WORK REQUIRED: For the material that follows, state how many lines contain the word "index", and add nothing.
SOURCE MATERIAL Block Start
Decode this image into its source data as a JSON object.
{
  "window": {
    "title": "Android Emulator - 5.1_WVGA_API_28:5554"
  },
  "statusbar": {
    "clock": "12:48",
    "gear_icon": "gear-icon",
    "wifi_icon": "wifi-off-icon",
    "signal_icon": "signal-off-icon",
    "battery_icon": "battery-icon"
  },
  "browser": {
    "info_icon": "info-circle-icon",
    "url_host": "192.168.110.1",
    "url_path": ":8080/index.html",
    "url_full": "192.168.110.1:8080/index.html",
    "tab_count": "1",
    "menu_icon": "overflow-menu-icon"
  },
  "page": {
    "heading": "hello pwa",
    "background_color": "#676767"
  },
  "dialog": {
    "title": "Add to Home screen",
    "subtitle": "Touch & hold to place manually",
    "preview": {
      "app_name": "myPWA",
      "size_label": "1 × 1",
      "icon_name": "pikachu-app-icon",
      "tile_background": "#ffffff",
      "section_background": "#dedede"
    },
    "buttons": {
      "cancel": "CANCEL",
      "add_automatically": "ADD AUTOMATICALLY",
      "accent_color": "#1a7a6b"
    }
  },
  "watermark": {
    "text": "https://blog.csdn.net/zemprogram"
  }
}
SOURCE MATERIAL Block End
ANSWER AREA: 2